_TASK REQUIREMENTS:_ Copy out each line of the data below in which "오프라인" appears.
╭──
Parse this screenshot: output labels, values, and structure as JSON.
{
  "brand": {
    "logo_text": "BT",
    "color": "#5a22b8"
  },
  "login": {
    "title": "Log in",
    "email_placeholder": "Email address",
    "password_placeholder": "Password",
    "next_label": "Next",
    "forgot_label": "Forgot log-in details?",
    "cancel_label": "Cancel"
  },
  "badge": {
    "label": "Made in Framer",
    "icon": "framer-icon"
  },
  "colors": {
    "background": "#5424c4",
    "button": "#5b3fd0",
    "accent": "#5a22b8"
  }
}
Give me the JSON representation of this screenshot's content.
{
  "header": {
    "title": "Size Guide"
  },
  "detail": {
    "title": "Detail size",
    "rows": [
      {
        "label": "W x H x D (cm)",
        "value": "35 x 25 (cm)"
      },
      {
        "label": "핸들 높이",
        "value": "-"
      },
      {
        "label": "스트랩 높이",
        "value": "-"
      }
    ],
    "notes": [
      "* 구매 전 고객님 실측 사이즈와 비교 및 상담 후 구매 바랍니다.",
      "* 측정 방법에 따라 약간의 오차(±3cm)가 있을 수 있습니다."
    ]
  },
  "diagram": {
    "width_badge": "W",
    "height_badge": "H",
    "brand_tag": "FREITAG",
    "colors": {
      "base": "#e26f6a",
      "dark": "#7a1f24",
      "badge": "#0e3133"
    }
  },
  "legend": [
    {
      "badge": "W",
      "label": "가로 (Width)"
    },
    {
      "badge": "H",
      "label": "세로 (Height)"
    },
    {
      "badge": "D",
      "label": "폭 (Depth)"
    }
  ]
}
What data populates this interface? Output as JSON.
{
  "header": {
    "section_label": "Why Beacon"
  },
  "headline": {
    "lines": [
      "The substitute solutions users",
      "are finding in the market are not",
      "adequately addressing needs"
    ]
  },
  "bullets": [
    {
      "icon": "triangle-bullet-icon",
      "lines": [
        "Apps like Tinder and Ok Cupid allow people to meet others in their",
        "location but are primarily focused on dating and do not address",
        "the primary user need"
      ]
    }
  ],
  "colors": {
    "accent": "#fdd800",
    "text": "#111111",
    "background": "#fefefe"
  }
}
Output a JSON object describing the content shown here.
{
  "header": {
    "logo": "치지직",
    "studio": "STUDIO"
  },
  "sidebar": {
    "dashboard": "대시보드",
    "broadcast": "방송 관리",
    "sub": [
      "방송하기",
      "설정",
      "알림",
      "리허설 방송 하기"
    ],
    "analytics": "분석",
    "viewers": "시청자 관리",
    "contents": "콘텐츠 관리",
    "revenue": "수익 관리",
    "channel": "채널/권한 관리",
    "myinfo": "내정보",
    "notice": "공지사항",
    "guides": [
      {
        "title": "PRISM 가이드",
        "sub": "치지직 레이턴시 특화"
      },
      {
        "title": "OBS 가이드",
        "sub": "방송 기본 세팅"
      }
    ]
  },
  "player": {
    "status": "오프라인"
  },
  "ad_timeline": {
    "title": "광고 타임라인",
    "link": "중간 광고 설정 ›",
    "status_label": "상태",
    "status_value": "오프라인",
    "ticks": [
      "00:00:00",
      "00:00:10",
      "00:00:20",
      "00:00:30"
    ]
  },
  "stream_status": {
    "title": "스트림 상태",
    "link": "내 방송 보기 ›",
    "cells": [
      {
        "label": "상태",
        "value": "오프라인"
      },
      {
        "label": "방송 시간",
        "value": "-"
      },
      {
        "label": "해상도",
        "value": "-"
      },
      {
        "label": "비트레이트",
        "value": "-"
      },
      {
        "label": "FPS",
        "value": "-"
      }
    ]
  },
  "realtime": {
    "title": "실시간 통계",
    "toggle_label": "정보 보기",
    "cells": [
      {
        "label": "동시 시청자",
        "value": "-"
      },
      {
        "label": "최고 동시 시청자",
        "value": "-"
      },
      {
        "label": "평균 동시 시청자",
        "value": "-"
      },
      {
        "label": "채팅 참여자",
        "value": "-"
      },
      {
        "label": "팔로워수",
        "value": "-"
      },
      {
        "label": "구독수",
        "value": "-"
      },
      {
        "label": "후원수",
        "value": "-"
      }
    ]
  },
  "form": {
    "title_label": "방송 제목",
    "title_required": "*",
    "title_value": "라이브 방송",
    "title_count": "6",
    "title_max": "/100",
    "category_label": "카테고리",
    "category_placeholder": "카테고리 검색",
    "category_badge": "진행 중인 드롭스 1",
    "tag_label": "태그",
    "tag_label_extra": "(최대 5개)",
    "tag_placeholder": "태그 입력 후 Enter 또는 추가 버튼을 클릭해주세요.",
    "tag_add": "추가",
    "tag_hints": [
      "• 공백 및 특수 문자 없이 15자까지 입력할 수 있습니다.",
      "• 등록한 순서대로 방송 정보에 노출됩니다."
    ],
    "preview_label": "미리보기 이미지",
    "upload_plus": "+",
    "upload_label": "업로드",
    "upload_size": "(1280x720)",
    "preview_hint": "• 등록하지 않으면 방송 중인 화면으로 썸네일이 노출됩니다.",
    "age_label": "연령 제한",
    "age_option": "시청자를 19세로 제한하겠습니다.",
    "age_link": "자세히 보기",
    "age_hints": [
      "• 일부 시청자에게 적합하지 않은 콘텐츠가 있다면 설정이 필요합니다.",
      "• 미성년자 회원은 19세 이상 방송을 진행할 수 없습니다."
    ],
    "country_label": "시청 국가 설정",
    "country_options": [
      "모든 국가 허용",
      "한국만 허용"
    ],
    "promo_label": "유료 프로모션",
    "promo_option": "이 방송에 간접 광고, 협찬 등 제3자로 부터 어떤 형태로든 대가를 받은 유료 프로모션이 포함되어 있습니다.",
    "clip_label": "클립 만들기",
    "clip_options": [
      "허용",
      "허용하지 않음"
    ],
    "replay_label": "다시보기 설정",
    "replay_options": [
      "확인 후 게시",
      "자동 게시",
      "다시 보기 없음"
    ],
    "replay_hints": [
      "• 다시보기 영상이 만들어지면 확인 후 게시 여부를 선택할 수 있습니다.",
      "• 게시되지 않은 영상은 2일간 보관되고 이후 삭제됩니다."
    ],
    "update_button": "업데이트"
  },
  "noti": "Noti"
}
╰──
_EXERCISE RESPONSE:_
    "status": "오프라인"
    "status_value": "오프라인",
        "value": "오프라인"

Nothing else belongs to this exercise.